Problem details:
The listing that follows should be duplicated character for character.

★ ★ ★

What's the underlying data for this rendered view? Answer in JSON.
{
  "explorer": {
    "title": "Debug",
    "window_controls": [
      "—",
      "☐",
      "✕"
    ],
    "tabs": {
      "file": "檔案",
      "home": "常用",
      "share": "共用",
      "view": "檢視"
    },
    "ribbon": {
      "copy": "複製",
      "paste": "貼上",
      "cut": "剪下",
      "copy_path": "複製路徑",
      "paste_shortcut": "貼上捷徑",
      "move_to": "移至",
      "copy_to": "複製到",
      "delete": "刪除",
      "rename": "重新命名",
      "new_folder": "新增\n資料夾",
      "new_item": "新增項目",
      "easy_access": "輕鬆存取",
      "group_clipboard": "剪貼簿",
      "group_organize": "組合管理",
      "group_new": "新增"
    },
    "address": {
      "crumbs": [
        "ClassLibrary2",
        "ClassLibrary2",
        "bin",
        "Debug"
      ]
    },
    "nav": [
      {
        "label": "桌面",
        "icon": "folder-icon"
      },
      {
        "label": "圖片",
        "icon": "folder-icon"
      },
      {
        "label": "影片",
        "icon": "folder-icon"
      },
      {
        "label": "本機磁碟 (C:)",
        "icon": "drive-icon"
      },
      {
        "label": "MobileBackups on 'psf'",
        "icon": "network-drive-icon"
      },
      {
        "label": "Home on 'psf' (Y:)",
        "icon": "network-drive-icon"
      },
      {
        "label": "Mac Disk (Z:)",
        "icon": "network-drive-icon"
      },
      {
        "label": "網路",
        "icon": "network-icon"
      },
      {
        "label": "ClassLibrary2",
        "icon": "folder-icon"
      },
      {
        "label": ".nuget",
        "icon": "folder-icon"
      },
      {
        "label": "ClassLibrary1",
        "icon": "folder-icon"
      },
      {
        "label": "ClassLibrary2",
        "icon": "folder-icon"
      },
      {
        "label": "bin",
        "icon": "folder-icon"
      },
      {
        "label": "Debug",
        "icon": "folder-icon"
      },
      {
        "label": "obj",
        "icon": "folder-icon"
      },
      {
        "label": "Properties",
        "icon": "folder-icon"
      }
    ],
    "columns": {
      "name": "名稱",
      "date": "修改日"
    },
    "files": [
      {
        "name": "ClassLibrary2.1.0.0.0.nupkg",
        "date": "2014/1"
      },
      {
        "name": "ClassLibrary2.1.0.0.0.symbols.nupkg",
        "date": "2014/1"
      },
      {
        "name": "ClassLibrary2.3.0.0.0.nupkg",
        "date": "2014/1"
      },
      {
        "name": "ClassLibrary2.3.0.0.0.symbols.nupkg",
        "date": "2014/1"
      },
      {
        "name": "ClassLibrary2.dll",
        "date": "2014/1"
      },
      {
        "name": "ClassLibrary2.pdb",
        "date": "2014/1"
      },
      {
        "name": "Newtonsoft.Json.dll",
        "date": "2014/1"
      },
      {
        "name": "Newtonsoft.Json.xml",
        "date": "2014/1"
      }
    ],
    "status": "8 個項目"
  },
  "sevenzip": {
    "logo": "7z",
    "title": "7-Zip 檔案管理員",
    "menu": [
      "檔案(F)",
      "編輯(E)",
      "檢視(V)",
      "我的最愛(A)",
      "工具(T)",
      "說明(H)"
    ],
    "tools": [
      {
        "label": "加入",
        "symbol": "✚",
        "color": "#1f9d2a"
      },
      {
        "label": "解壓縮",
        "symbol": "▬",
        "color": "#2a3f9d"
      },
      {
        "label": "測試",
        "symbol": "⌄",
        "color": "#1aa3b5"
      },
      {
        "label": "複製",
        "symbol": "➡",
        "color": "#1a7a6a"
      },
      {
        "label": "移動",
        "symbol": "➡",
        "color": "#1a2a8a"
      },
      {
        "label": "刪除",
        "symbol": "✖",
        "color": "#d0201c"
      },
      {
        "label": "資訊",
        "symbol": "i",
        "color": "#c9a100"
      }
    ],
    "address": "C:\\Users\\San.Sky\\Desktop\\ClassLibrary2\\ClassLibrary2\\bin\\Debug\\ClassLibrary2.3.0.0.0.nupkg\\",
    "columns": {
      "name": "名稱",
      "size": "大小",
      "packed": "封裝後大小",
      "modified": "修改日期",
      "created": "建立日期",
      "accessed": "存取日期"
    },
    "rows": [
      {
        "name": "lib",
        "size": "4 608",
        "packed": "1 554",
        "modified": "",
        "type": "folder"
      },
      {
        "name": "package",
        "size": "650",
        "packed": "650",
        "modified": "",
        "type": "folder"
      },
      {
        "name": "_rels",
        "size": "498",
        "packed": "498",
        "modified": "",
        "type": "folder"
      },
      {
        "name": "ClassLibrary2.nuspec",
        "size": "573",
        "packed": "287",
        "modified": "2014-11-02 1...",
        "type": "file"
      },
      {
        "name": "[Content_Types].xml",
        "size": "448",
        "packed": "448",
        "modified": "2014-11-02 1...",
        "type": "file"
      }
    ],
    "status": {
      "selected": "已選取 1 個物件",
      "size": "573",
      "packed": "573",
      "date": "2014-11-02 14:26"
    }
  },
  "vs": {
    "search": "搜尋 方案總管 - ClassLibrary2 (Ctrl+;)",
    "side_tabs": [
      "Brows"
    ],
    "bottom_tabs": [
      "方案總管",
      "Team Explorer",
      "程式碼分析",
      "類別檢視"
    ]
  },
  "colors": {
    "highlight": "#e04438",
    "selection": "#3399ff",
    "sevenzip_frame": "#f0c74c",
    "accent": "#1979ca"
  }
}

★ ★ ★

Answer to the exercise:
What's the underlying data for this rendered view? Answer in JSON.
{
  "explorer": {
    "title": "Debug",
    "window_controls": [
      "—",
      "☐",
      "✕"
    ],
    "tabs": {
      "file": "檔案",
      "home": "常用",
      "share": "共用",
      "view": "檢視"
    },
    "ribbon": {
      "copy": "複製",
      "paste": "貼上",
      "cut": "剪下",
      "copy_path": "複製路徑",
      "paste_shortcut": "貼上捷徑",
      "move_to": "移至",
      "copy_to": "複製到",
      "delete": "刪除",
      "rename": "重新命名",
      "new_folder": "新增\n資料夾",
      "new_item": "新增項目",
      "easy_access": "輕鬆存取",
      "group_clipboard": "剪貼簿",
      "group_organize": "組合管理",
      "group_new": "新增"
    },
    "address": {
      "crumbs": [
        "ClassLibrary2",
        "ClassLibrary2",
        "bin",
        "Debug"
      ]
    },
    "nav": [
      {
        "label": "桌面",
        "icon": "folder-icon"
      },
      {
        "label": "圖片",
        "icon": "folder-icon"
      },
      {
        "label": "影片",
        "icon": "folder-icon"
      },
      {
        "label": "本機磁碟 (C:)",
        "icon": "drive-icon"
      },
      {
        "label": "MobileBackups on 'psf'",
        "icon": "network-drive-icon"
      },
      {
        "label": "Home on 'psf' (Y:)",
        "icon": "network-drive-icon"
      },
      {
        "label": "Mac Disk (Z:)",
        "icon": "network-drive-icon"
      },
      {
        "label": "網路",
        "icon": "network-icon"
      },
      {
        "label": "ClassLibrary2",
        "icon": "folder-icon"
      },
      {
        "label": ".nuget",
        "icon": "folder-icon"
      },
      {
        "label": "ClassLibrary1",
        "icon": "folder-icon"
      },
      {
        "label": "ClassLibrary2",
        "icon": "folder-icon"
      },
      {
        "label": "bin",
        "icon": "folder-icon"
      },
      {
        "label": "Debug",
        "icon": "folder-icon"
      },
      {
        "label": "obj",
        "icon": "folder-icon"
      },
      {
        "label": "Properties",
        "icon": "folder-icon"
      }
    ],
    "columns": {
      "name": "名稱",
      "date": "修改日"
    },
    "files": [
      {
        "name": "ClassLibrary2.1.0.0.0.nupkg",
        "date": "2014/1"
      },
      {
        "name": "ClassLibrary2.1.0.0.0.symbols.nupkg",
        "date": "2014/1"
      },
      {
        "name": "ClassLibrary2.3.0.0.0.nupkg",
        "date": "2014/1"
      },
      {
        "name": "ClassLibrary2.3.0.0.0.symbols.nupkg",
        "date": "2014/1"
      },
      {
        "name": "ClassLibrary2.dll",
        "date": "2014/1"
      },
      {
        "name": "ClassLibrary2.pdb",
        "date": "2014/1"
      },
      {
        "name": "Newtonsoft.Json.dll",
        "date": "2014/1"
      },
      {
        "name": "Newtonsoft.Json.xml",
        "date": "2014/1"
      }
    ],
    "status": "8 個項目"
  },
  "sevenzip": {
    "logo": "7z",
    "title": "7-Zip 檔案管理員",
    "menu": [
      "檔案(F)",
      "編輯(E)",
      "檢視(V)",
      "我的最愛(A)",
      "工具(T)",
      "說明(H)"
    ],
    "tools": [
      {
        "label": "加入",
        "symbol": "✚",
        "color": "#1f9d2a"
      },
      {
        "label": "解壓縮",
        "symbol": "▬",
        "color": "#2a3f9d"
      },
      {
        "label": "測試",
        "symbol": "⌄",
        "color": "#1aa3b5"
      },
      {
        "label": "複製",
        "symbol": "➡",
        "color": "#1a7a6a"
      },
      {
        "label": "移動",
        "symbol": "➡",
        "color": "#1a2a8a"
      },
      {
        "label": "刪除",
        "symbol": "✖",
        "color": "#d0201c"
      },
      {
        "label": "資訊",
        "symbol": "i",
        "color": "#c9a100"
      }
    ],
    "address": "C:\\Users\\San.Sky\\Desktop\\ClassLibrary2\\ClassLibrary2\\bin\\Debug\\ClassLibrary2.3.0.0.0.nupkg\\",
    "columns": {
      "name": "名稱",
      "size": "大小",
      "packed": "封裝後大小",
      "modified": "修改日期",
      "created": "建立日期",
      "accessed": "存取日期"
    },
    "rows": [
      {
        "name": "lib",
        "size": "4 608",
        "packed": "1 554",
        "modified": "",
        "type": "folder"
      },
      {
        "name": "package",
        "size": "650",
        "packed": "650",
        "modified": "",
        "type": "folder"
      },
      {
        "name": "_rels",
        "size": "498",
        "packed": "498",
        "modified": "",
        "type": "folder"
      },
      {
        "name": "ClassLibrary2.nuspec",
        "size": "573",
        "packed": "287",
        "modified": "2014-11-02 1...",
        "type": "file"
      },
      {
        "name": "[Content_Types].xml",
        "size": "448",
        "packed": "448",
        "modified": "2014-11-02 1...",
        "type": "file"
      }
    ],
    "status": {
      "selected": "已選取 1 個物件",
      "size": "573",
      "packed": "573",
      "date": "2014-11-02 14:26"
    }
  },
  "vs": {
    "search": "搜尋 方案總管 - ClassLibrary2 (Ctrl+;)",
    "side_tabs": [
      "Brows"
    ],
    "bottom_tabs": [
      "方案總管",
      "Team Explorer",
      "程式碼分析",
      "類別檢視"
    ]
  },
  "colors": {
    "highlight": "#e04438",
    "selection": "#3399ff",
    "sevenzip_frame": "#f0c74c",
    "accent": "#1979ca"
  }
}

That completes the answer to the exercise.